Grapes are genetically more complex that other fruit. Hell, wine grapes are genetically more complex than humans. Italian researchers mapped the pinot noir genome and found it to contain significantly more genetic information than the human genome. Vitis vinifera pinot noir has about 30,000 genes in its DNA. Humans have 20,000 to 25,000.

“Wine grapes are so much more evolved and so much more complex … with so much more history,” Keenan says, “which is probably on some level why we respond to (wine) and embrace it.  It’s a supreme being.”

The jury’s out on whether wine, in moderation, is good for you. From aforementioned study: “Given grape's content of resveratrol, quercetin and ellagic acid, grape products may contribute to reducing the incidence of cardiovascular and other diseases.” Then again, one study of dietary resveratrol’s impact on long-term health didn’t confirm a positive link.

I believe in wine’s innate goodness. I dig choosing a bottle of wine from our modest collection, anticipating its genetic complexities as I rotate metal down into the cork. I adore that first whiff of fermented grapes. The color of garnet or plum streaming into my glass. The viscous liquid revolving as I swirl. Inhaled esters. The first sip, savored on my tongue. Texture and flavor. Warmth in my throat. Then the finish, finale, fireworks—suture, catharsis, completion.

I love wine. And with the next sip, it begins again.
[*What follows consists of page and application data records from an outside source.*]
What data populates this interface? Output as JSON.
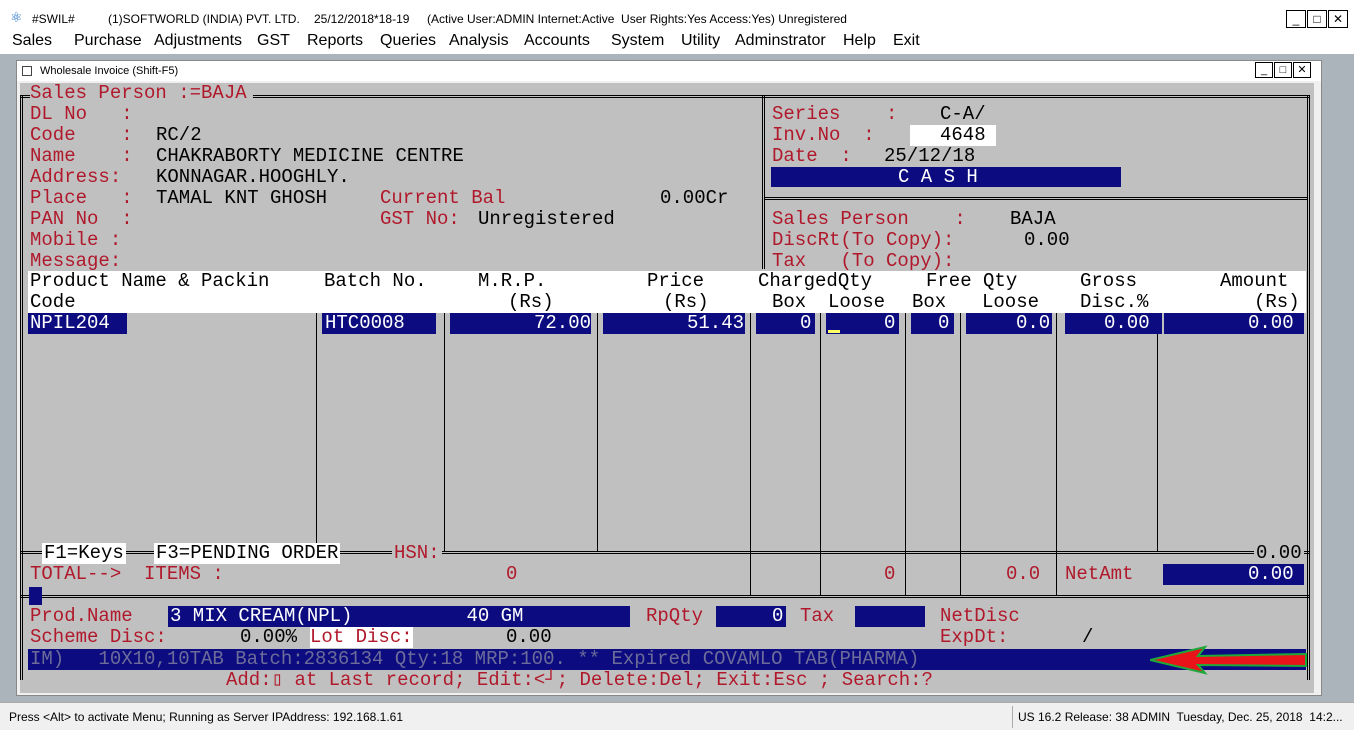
{
  "titlebar": {
    "app": "#SWIL#",
    "company": "(1)SOFTWORLD (INDIA) PVT. LTD.",
    "date": "25/12/2018*18-19",
    "status": "(Active User:ADMIN Internet:Active  User Rights:Yes Access:Yes) Unregistered"
  },
  "menu": [
    "Sales",
    "Purchase",
    "Adjustments",
    "GST",
    "Reports",
    "Queries",
    "Analysis",
    "Accounts",
    "System",
    "Utility",
    "Adminstrator",
    "Help",
    "Exit"
  ],
  "child_window": {
    "title": "Wholesale Invoice (Shift-F5)"
  },
  "header": {
    "sales_person_title": "Sales Person :=BAJA",
    "dl_label": "DL No   :",
    "code_label": "Code    :",
    "code_value": "RC/2",
    "name_label": "Name    :",
    "name_value": "CHAKRABORTY MEDICINE CENTRE",
    "address_label": "Address:",
    "address_value": "KONNAGAR.HOOGHLY.",
    "place_label": "Place   :",
    "place_value": "TAMAL KNT GHOSH",
    "current_bal_label": "Current Bal",
    "current_bal_value": "0.00Cr",
    "pan_label": "PAN No  :",
    "gst_label": "GST No:",
    "gst_value": "Unregistered",
    "mobile_label": "Mobile :",
    "message_label": "Message:"
  },
  "right_panel": {
    "series_label": "Series    :",
    "series_value": "C-A/",
    "inv_label": "Inv.No  :",
    "inv_value": "4648",
    "date_label": "Date  :",
    "date_value": "25/12/18",
    "mode": "C A S H",
    "sales_person_label": "Sales Person    :",
    "sales_person_value": "BAJA",
    "discrt_label": "DiscRt(To Copy):",
    "discrt_value": "0.00",
    "tax_label": "Tax   (To Copy):"
  },
  "table": {
    "headers": {
      "product_1": "Product Name & Packin",
      "product_2": "Code",
      "batch": "Batch No.",
      "mrp_1": "M.R.P.",
      "mrp_2": "(Rs)",
      "price_1": "Price",
      "price_2": "(Rs)",
      "charged_1": "ChargedQty",
      "charged_box": "Box",
      "charged_loose": "Loose",
      "free_1": "Free Qty",
      "free_box": "Box",
      "free_loose": "Loose",
      "gross_1": "Gross",
      "gross_2": "Disc.%",
      "amount_1": "Amount",
      "amount_2": "(Rs)"
    },
    "row": {
      "product": "NPIL204",
      "batch": "HTC0008",
      "mrp": "72.00",
      "price": "51.43",
      "box": "0",
      "loose": "0",
      "free_box": "0",
      "free_loose": "0.0",
      "gross": "0.00",
      "amount": "0.00"
    }
  },
  "footer_bar": {
    "f1": "F1=Keys",
    "f3": "F3=PENDING ORDER",
    "hsn": "HSN:",
    "right_value": "0.00"
  },
  "totals": {
    "label": "TOTAL-->  ITEMS :",
    "items": "0",
    "loose": "0",
    "free_loose": "0.0",
    "netamt_label": "NetAmt",
    "netamt": "0.00"
  },
  "prod_panel": {
    "prod_name_label": "Prod.Name",
    "prod_name_value": "3 MIX CREAM(NPL)          40 GM",
    "rpqty_label": "RpQty",
    "rpqty_value": "0",
    "tax_label": "Tax",
    "netdisc_label": "NetDisc",
    "scheme_label": "Scheme Disc:",
    "scheme_value": "0.00%",
    "lot_label": "Lot Disc:",
    "lot_value": "0.00",
    "expdt_label": "ExpDt:",
    "expdt_value": "/",
    "info_line": "IM)   10X10,10TAB Batch:2836134 Qty:18 MRP:100. ** Expired COVAMLO TAB(PHARMA)",
    "key_line": "Add:▯ at Last record; Edit:<┘; Delete:Del; Exit:Esc ; Search:?"
  },
  "statusbar": {
    "left": "Press <Alt> to activate Menu; Running as Server IPAddress: 192.168.1.61",
    "right": "US 16.2 Release: 38 ADMIN  Tuesday, Dec. 25, 2018  14:2..."
  },
  "colors": {
    "label_red": "#b0192b",
    "field_navy": "#0c0c80",
    "terminal_gray": "#c0c0c0",
    "arrow_red": "#e8141a",
    "arrow_green": "#1fa83a"
  }
}
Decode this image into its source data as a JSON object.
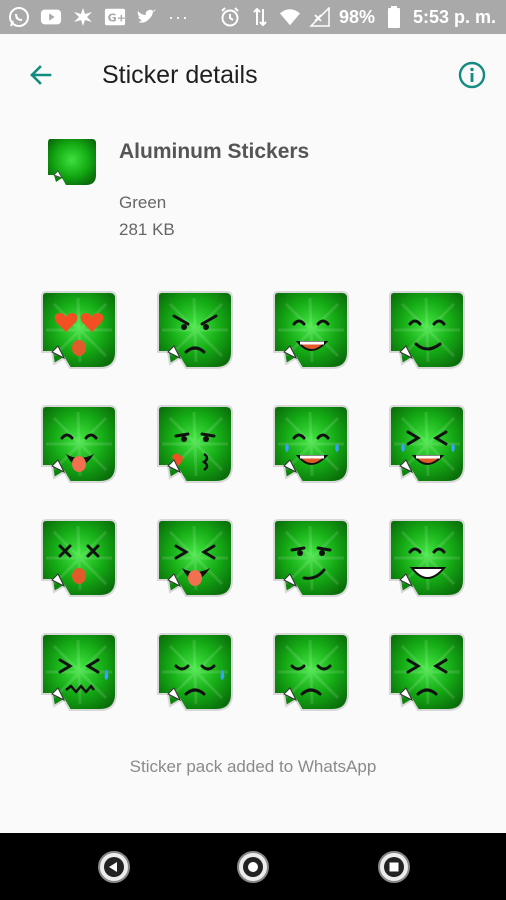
{
  "status_bar": {
    "left_icons": [
      "whatsapp-icon",
      "youtube-icon",
      "leaf-icon",
      "google-plus-icon",
      "twitter-icon"
    ],
    "more": "···",
    "right_icons": [
      "alarm-icon",
      "data-arrows-icon",
      "wifi-icon",
      "no-signal-icon"
    ],
    "battery": "98%",
    "time": "5:53 p. m."
  },
  "app_bar": {
    "title": "Sticker details",
    "back_icon": "arrow-left-icon",
    "info_icon": "info-icon",
    "accent_color": "#128c7e"
  },
  "pack": {
    "name": "Aluminum Stickers",
    "publisher": "Green",
    "size": "281 KB"
  },
  "stickers": [
    {
      "face": "heart-eyes"
    },
    {
      "face": "angry"
    },
    {
      "face": "grin"
    },
    {
      "face": "smile"
    },
    {
      "face": "tongue-out"
    },
    {
      "face": "kiss"
    },
    {
      "face": "tears-of-joy"
    },
    {
      "face": "laughing-tears"
    },
    {
      "face": "dizzy"
    },
    {
      "face": "squint-tongue"
    },
    {
      "face": "smirk"
    },
    {
      "face": "teeth-grin"
    },
    {
      "face": "confounded-sweat"
    },
    {
      "face": "sad-tear"
    },
    {
      "face": "disappointed"
    },
    {
      "face": "persevering"
    }
  ],
  "footer_message": "Sticker pack added to WhatsApp",
  "nav_bar": {
    "back_icon": "nav-back-icon",
    "home_icon": "nav-home-icon",
    "recents_icon": "nav-recents-icon"
  },
  "colors": {
    "sticker_green": "#12a812",
    "status_bar": "#a9a9a9",
    "background": "#fafafa"
  }
}
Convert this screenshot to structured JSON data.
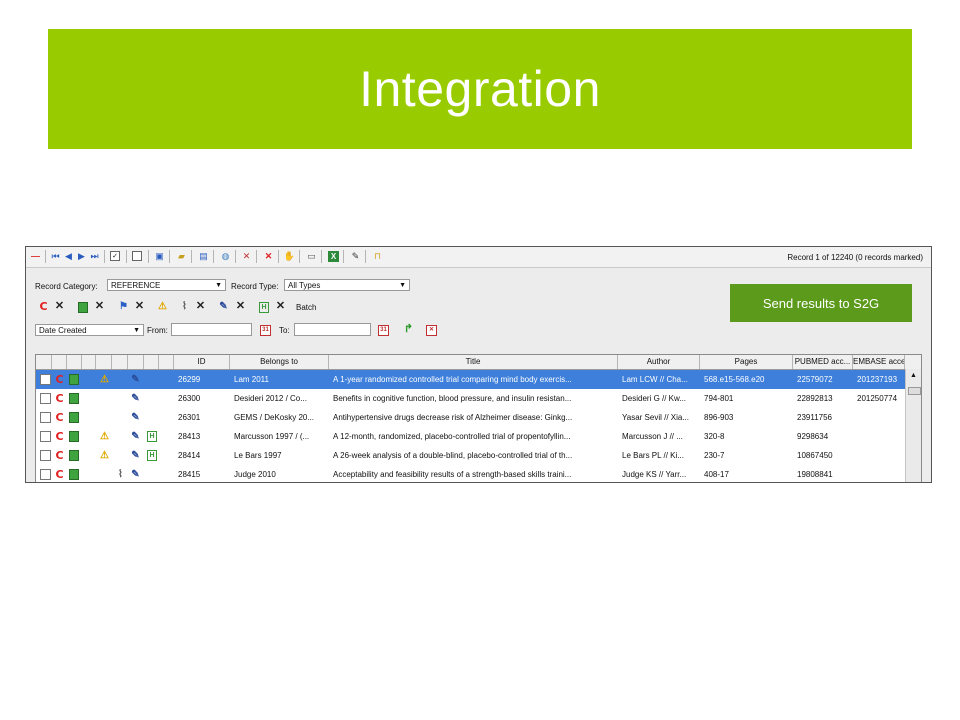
{
  "slide": {
    "title": "Integration"
  },
  "toolbar": {
    "record_count": "Record 1 of 12240 (0 records marked)",
    "icons": [
      "delete-icon",
      "first-icon",
      "prev-icon",
      "next-icon",
      "last-icon",
      "check-icon",
      "uncheck-icon",
      "form-icon",
      "folder-icon",
      "save-icon",
      "globe-icon",
      "tools-icon",
      "cancel-icon",
      "hand-icon",
      "print-icon",
      "excel-icon",
      "edit-icon",
      "lock-icon"
    ]
  },
  "filters": {
    "record_category_label": "Record Category:",
    "record_category_value": "REFERENCE",
    "record_type_label": "Record Type:",
    "record_type_value": "All Types",
    "batch_label": "Batch",
    "date_field_value": "Date Created",
    "from_label": "From:",
    "to_label": "To:",
    "from_value": "",
    "to_value": ""
  },
  "send_button": "Send results to S2G",
  "table": {
    "columns": [
      "ID",
      "Belongs to",
      "Title",
      "Author",
      "Pages",
      "PUBMED acc...",
      "EMBASE acce"
    ],
    "rows": [
      {
        "selected": true,
        "warn": true,
        "clip": false,
        "pen": true,
        "h": false,
        "id": "26299",
        "belongs": "Lam 2011",
        "title": "A 1-year randomized controlled trial comparing mind body exercis...",
        "author": "Lam LCW // Cha...",
        "pages": "568.e15-568.e20",
        "pubmed": "22579072",
        "embase": "201237193"
      },
      {
        "selected": false,
        "warn": false,
        "clip": false,
        "pen": true,
        "h": false,
        "id": "26300",
        "belongs": "Desideri 2012 / Co...",
        "title": "Benefits in cognitive function, blood pressure, and insulin resistan...",
        "author": "Desideri G // Kw...",
        "pages": "794-801",
        "pubmed": "22892813",
        "embase": "201250774"
      },
      {
        "selected": false,
        "warn": false,
        "clip": false,
        "pen": true,
        "h": false,
        "id": "26301",
        "belongs": "GEMS / DeKosky 20...",
        "title": "Antihypertensive drugs decrease risk of Alzheimer disease: Ginkg...",
        "author": "Yasar Sevil // Xia...",
        "pages": "896-903",
        "pubmed": "23911756",
        "embase": ""
      },
      {
        "selected": false,
        "warn": true,
        "clip": false,
        "pen": true,
        "h": true,
        "id": "28413",
        "belongs": "Marcusson 1997 / (...",
        "title": "A 12-month, randomized, placebo-controlled trial of propentofyllin...",
        "author": "Marcusson J // ...",
        "pages": "320-8",
        "pubmed": "9298634",
        "embase": ""
      },
      {
        "selected": false,
        "warn": true,
        "clip": false,
        "pen": true,
        "h": true,
        "id": "28414",
        "belongs": "Le Bars 1997",
        "title": "A 26-week analysis of a double-blind, placebo-controlled trial of th...",
        "author": "Le Bars PL // Ki...",
        "pages": "230-7",
        "pubmed": "10867450",
        "embase": ""
      },
      {
        "selected": false,
        "warn": false,
        "clip": true,
        "pen": true,
        "h": false,
        "id": "28415",
        "belongs": "Judge 2010",
        "title": "Acceptability and feasibility results of a strength-based skills traini...",
        "author": "Judge KS // Yarr...",
        "pages": "408-17",
        "pubmed": "19808841",
        "embase": ""
      }
    ]
  },
  "colors": {
    "banner": "#99cc00",
    "send_button": "#5c9a1c",
    "selection": "#3d7fdb"
  }
}
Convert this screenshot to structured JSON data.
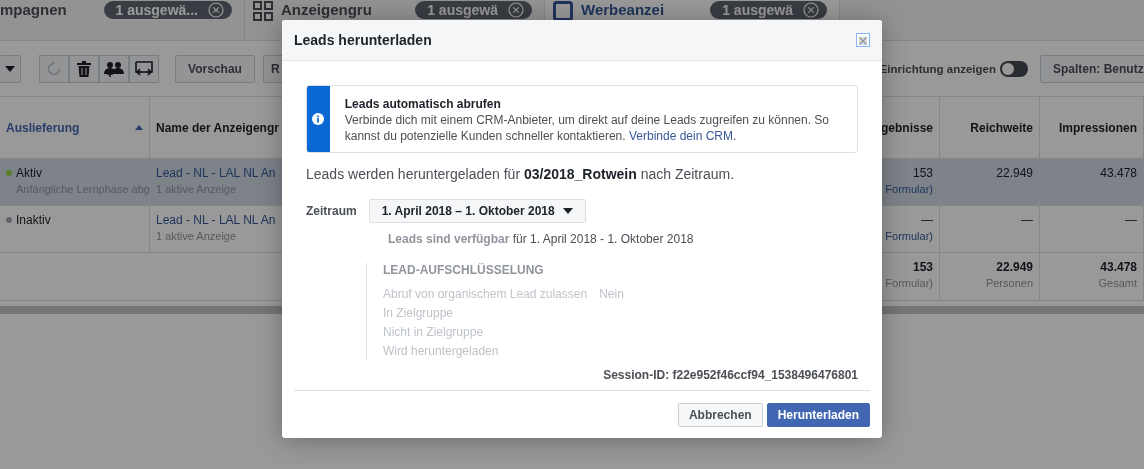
{
  "tabs": [
    {
      "label": "mpagnen",
      "badge": "1 ausgewä...",
      "selected": false
    },
    {
      "label": "Anzeigengru",
      "badge": "1 ausgewä",
      "selected": false
    },
    {
      "label": "Werbeanzei",
      "badge": "1 ausgewä",
      "selected": true
    }
  ],
  "toolbar": {
    "buttons": [
      "Vorschau",
      "R"
    ],
    "setup_toggle": {
      "label": "Einrichtung anzeigen",
      "on": false
    },
    "columns_button": "Spalten: Benutz"
  },
  "table": {
    "columns": [
      {
        "label": "Auslieferung",
        "sorted": true
      },
      {
        "label": "Name der Anzeigengr",
        "sorted": false
      },
      {
        "label": "gebnisse",
        "sorted": false
      },
      {
        "label": "Reichweite",
        "sorted": false
      },
      {
        "label": "Impressionen",
        "sorted": false
      }
    ],
    "rows": [
      {
        "status": "Aktiv",
        "color": "#5b7f2f",
        "status_note": "Anfängliche Lernphase abg",
        "name": "Lead - NL - LAL NL An",
        "name_note": "1 aktive Anzeige",
        "results": "153",
        "results_note": "Formular)",
        "reach": "22.949",
        "impressions": "43.478",
        "selected": true
      },
      {
        "status": "Inaktiv",
        "color": "#5f6268",
        "name": "Lead - NL - LAL NL An",
        "name_note": "1 aktive Anzeige",
        "results": "—",
        "results_note": "Formular)",
        "reach": "—",
        "impressions": "—",
        "selected": false
      }
    ],
    "totals": {
      "results": "153",
      "results_note": "Formular)",
      "reach": "22.949",
      "reach_note": "Personen",
      "impressions": "43.478",
      "impressions_note": "Gesamt"
    }
  },
  "dialog": {
    "title": "Leads herunterladen",
    "info": {
      "title": "Leads automatisch abrufen",
      "text": "Verbinde dich mit einem CRM-Anbieter, um direkt auf deine Leads zugreifen zu können. So kannst du potenzielle Kunden schneller kontaktieren.",
      "link": "Verbinde dein CRM."
    },
    "intro": "Leads werden heruntergeladen für **03/2018_Rotwein** nach Zeitraum.",
    "range_label": "Zeitraum",
    "range_value": "1. April 2018 – 1. Oktober 2018",
    "availability": "**Leads sind verfügbar** für 1. April 2018 - 1. Oktober 2018",
    "breakdown": {
      "title": "LEAD-AUFSCHLÜSSELUNG",
      "rows": [
        {
          "label": "Abruf von organischem Lead zulassen",
          "value": "Nein"
        },
        {
          "label": "In Zielgruppe"
        },
        {
          "label": "Nicht in Zielgruppe"
        },
        {
          "label": "Wird heruntergeladen"
        }
      ]
    },
    "session": "Session-ID: f22e952f46ccf94_1538496476801",
    "buttons": [
      {
        "label": "Abbrechen",
        "primary": false
      },
      {
        "label": "Herunterladen",
        "primary": true
      }
    ]
  }
}
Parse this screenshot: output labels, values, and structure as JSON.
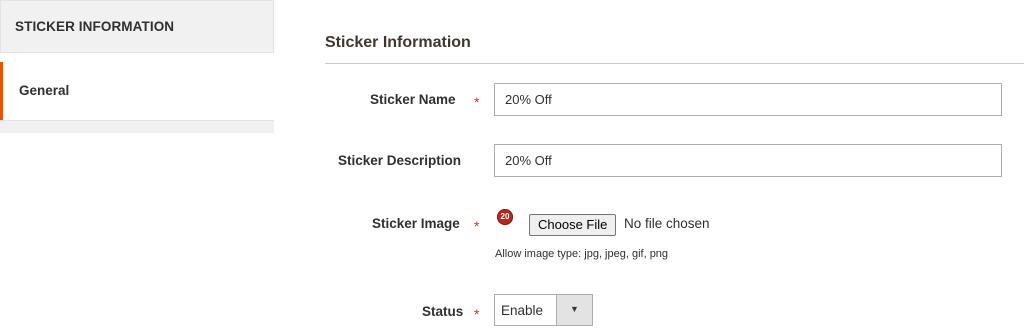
{
  "sidebar": {
    "header": "STICKER INFORMATION",
    "items": [
      {
        "label": "General",
        "active": true
      }
    ]
  },
  "section": {
    "title": "Sticker Information"
  },
  "form": {
    "sticker_name": {
      "label": "Sticker Name",
      "value": "20% Off",
      "required": true
    },
    "sticker_description": {
      "label": "Sticker Description",
      "value": "20% Off",
      "required": false
    },
    "sticker_image": {
      "label": "Sticker Image",
      "required": true,
      "badge": "20",
      "button_label": "Choose File",
      "status_text": "No file chosen",
      "note": "Allow image type: jpg, jpeg, gif, png"
    },
    "status": {
      "label": "Status",
      "value": "Enable",
      "required": true
    }
  },
  "colors": {
    "accent": "#eb5202",
    "required": "#e22626",
    "badge": "#b52a1c"
  },
  "icons": {
    "required": "asterisk",
    "select_toggle": "caret-down"
  }
}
The sun’s out there somewhere, drooping over a grey swath of Pacific visible between trees and fog. I’m visiting a winemaker friend and his partner. And guess what we’re talking about? Yup, it’s Cook’s book, and the top 10 percent of U.S. adults downing 10 drinks a day. Here, these stats are met with cool acceptance, shrugs and nods. The numbers fit. We recall relatives and friends who drink a case of beer a day. And that neighbor who downs liter-sized bottles of vodka at an astonishing pace.

My friend’s 2009 nebbiolo is on the table, in our glasses, in my mouth like groovy velvet. It’s one of his finest reds right now and drinking perfectly.

When the Italian researchers mapped the wine grape genome, they found more than 100 genes whose sole purpose was flavor. That’s twice as many as most plants.

“In Italy, I guess a nebbiolo that’s this old would be a Barolo or a Barbaresco,” my friend notes. Indeed, nebbiolo is the noble grape that matures into these bomb-ass wines from either of these regions in Northern Italy.

Genetic complexity. Swirl liquid in glass, inhale, tip to lips.

Wine tastes. So. Ahh. 

Published in Wine